A recent study from the Jesse H. Jones Graduate School of Business at Rice University concluded that restaurant businesses fare the worst of all service-oriented businesses that run Groupon deals.
Utpal Dholakia is the author of the study and is associate professor of marketing at the Jones School. He conducted surveys with 150 businesses spanning 19 U.S. cities and 13 product categories that ran and completed Groupon promotions between June 2009 and August 2010.
Groupon promotions were profitable for 66 percent of the businesses surveyed; however, more than 40 percent of the respondents indicated they would not run such a promotion again. Among the service businesses (restaurants, educational services, tourism and salon and spa), restaurants fared the worst; salons and spas were the most successful.
For the unfamiliar, Groupon is a social promotion site that features a daily deal for each city in which it operates and offers consumers a significant discount for a local good, service or event.
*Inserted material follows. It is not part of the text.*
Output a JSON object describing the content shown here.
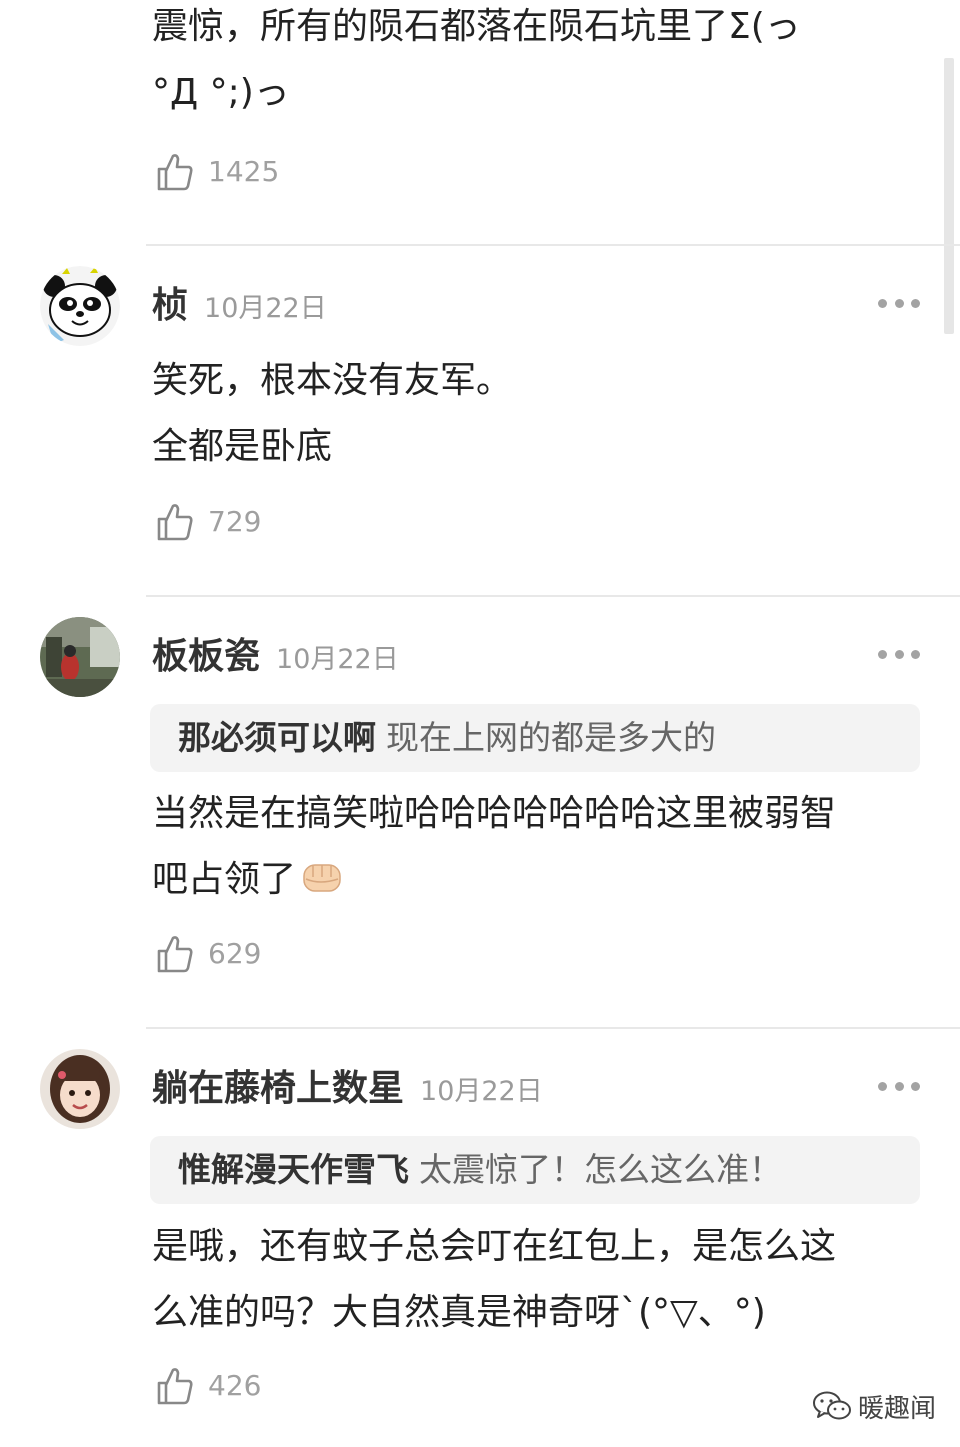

The discount is valid only if a minimum number of consumers purchase the deal.
The company has gotten a lot of press since its 2008 debut – lately, for sheer market penetration: At the end of August, Forbes ran a story calling Groupon “the fastest-growing web company in history.”
But how good for business the site’s promotions are is a point of debate. The Jesse H. Jones study provided evidence that "satisfied employees" is the most important factor for the Groupon promotion to work successfully for a business. If employees remain satisfied through the promotion, the likelihood of its profitability is significantly higher. The percentage of discounts offered and the number of Groupons sold did not predict the deal's profitability. It also did not offer a percentage of Groupon users who purchased beyond the Groupon’s value or bought the item again at full price.
"Because the Groupon customer base is made up of deal-seekers and bargain shoppers, they might not tip as well as an average customer or be willing to purchase beyond the deal," Dholakia said. "So employees need to be prepared for this type of customer and the sheer volume of customers that might come through."
Other restaurant-relevant findings of the survey included:
- Businesses with unprofitable promotions reported lower rates of spending by Groupon users beyond the Groupon's face value and lower rates of return to the business again at full price.
- Respondents indicated they had largely negative perceptions of Groupon's competitors.
"I think these findings show that social promotion companies need to better balance consumer appeal with positive outcomes for the small businesses offering them," Dholakia said. "Right now, these deals are tilted too far in consumers’ favor."
Dholakia outlined some strategies for success that included using promotions for building relationships, such as the offering of smaller discounts for repeat visits. "Instead of offering $60 worth of food for $30, parcel it out to offer $20 worth of food for $10 over the customer's next three visits," Dholakia said. He also suggested crafting deals to push unpopular items.